SUPPLIED ENTRIES Start Marker
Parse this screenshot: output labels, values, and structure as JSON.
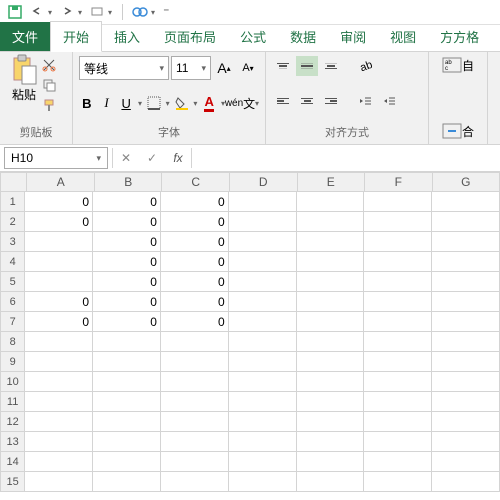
{
  "qat": {
    "save": "save",
    "undo": "undo",
    "redo": "redo",
    "custom": "custom",
    "touch": "touch"
  },
  "tabs": {
    "file": "文件",
    "home": "开始",
    "insert": "插入",
    "layout": "页面布局",
    "formula": "公式",
    "data": "数据",
    "review": "审阅",
    "view": "视图",
    "dev": "方方格"
  },
  "ribbon": {
    "clipboard_label": "剪贴板",
    "paste": "粘贴",
    "font_label": "字体",
    "font_name": "等线",
    "font_size": "11",
    "bold": "B",
    "italic": "I",
    "underline": "U",
    "wen": "wén",
    "align_label": "对齐方式",
    "merge": "合"
  },
  "namebox": "H10",
  "fx": "fx",
  "columns": [
    "A",
    "B",
    "C",
    "D",
    "E",
    "F",
    "G"
  ],
  "rows": [
    "1",
    "2",
    "3",
    "4",
    "5",
    "6",
    "7",
    "8",
    "9",
    "10",
    "11",
    "12",
    "13",
    "14",
    "15"
  ],
  "cells": {
    "A1": "0",
    "B1": "0",
    "C1": "0",
    "A2": "0",
    "B2": "0",
    "C2": "0",
    "B3": "0",
    "C3": "0",
    "B4": "0",
    "C4": "0",
    "B5": "0",
    "C5": "0",
    "A6": "0",
    "B6": "0",
    "C6": "0",
    "A7": "0",
    "B7": "0",
    "C7": "0"
  }
}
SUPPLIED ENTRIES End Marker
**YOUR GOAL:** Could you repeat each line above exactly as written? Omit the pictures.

**ANSWER FOR THIS EXERCISE:**
Parse this screenshot: output labels, values, and structure as JSON.
{
  "qat": {
    "save": "save",
    "undo": "undo",
    "redo": "redo",
    "custom": "custom",
    "touch": "touch"
  },
  "tabs": {
    "file": "文件",
    "home": "开始",
    "insert": "插入",
    "layout": "页面布局",
    "formula": "公式",
    "data": "数据",
    "review": "审阅",
    "view": "视图",
    "dev": "方方格"
  },
  "ribbon": {
    "clipboard_label": "剪贴板",
    "paste": "粘贴",
    "font_label": "字体",
    "font_name": "等线",
    "font_size": "11",
    "bold": "B",
    "italic": "I",
    "underline": "U",
    "wen": "wén",
    "align_label": "对齐方式",
    "merge": "合"
  },
  "namebox": "H10",
  "fx": "fx",
  "columns": [
    "A",
    "B",
    "C",
    "D",
    "E",
    "F",
    "G"
  ],
  "rows": [
    "1",
    "2",
    "3",
    "4",
    "5",
    "6",
    "7",
    "8",
    "9",
    "10",
    "11",
    "12",
    "13",
    "14",
    "15"
  ],
  "cells": {
    "A1": "0",
    "B1": "0",
    "C1": "0",
    "A2": "0",
    "B2": "0",
    "C2": "0",
    "B3": "0",
    "C3": "0",
    "B4": "0",
    "C4": "0",
    "B5": "0",
    "C5": "0",
    "A6": "0",
    "B6": "0",
    "C6": "0",
    "A7": "0",
    "B7": "0",
    "C7": "0"
  }
}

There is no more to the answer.